If a person attempts to approach their committed monogamous partner about transitioning to an open relationship, the monogamous partner may convince or coerce them to either stay monogamous or pursue a new partner.
In the post-WWII 1950s-1970s, it was traditional to "date around" (with guidelines such not going out with one particular suitor twice in a row) until ready to start "going steady" (the onset of exclusivity and sexual exploration); since then, non-exclusive dating around has lost favour and going directly to steady (now known simply as exclusive dating) has been elevated instead.
One of the most significant factors that aids a relationship in being successful is that it is about making the relationship fit the needs of all parties involved.
Even though having a serious commitment with one partner is common, negotiating the time spent among all partners is still important.
Although the desire to give an unlimited amount of love, energy, and emotion to others is common, the limited amount of time in a day limits the actual time spent with each partner.

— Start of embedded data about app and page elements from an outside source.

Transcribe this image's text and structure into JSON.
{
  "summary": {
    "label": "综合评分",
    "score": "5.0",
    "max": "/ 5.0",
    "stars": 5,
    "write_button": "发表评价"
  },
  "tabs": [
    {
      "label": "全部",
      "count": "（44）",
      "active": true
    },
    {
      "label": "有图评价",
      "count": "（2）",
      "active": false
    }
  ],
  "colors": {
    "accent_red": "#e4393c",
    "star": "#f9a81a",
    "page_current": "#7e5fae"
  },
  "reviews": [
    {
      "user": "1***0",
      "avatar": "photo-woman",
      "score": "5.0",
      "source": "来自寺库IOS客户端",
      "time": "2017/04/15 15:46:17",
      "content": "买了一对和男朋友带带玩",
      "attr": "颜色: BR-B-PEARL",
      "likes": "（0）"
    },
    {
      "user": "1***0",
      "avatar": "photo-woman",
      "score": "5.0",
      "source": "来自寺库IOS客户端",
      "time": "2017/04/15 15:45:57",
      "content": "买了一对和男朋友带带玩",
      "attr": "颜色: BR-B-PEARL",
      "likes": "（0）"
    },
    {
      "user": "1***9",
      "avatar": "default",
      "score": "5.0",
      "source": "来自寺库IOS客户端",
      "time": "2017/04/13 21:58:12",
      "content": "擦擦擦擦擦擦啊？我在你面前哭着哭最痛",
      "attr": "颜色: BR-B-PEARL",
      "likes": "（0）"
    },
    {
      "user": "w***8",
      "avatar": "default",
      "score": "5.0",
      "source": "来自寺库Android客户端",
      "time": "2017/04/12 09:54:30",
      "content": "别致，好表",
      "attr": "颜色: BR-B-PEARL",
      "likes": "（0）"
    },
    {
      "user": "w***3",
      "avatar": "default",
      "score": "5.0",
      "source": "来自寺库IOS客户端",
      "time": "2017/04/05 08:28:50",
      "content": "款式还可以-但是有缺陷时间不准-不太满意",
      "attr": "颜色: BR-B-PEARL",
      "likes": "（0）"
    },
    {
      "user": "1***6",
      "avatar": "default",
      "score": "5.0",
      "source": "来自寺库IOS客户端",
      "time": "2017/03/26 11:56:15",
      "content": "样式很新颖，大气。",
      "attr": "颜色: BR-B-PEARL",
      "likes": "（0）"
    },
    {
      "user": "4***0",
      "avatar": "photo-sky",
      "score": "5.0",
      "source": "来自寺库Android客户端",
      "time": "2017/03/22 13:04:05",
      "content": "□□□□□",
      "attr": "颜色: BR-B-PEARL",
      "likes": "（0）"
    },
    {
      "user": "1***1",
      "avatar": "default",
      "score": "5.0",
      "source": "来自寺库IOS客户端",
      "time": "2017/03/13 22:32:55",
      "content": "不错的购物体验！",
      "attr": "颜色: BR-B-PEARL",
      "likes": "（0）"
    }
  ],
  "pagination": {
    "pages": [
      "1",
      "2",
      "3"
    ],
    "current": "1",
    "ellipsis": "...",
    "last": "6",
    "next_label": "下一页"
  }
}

Types of boundaries include physical, which is along the lines of not touching someone without permission being given; sexual boundaries; and emotional boundaries, which is avoiding the discussion of specific emotions.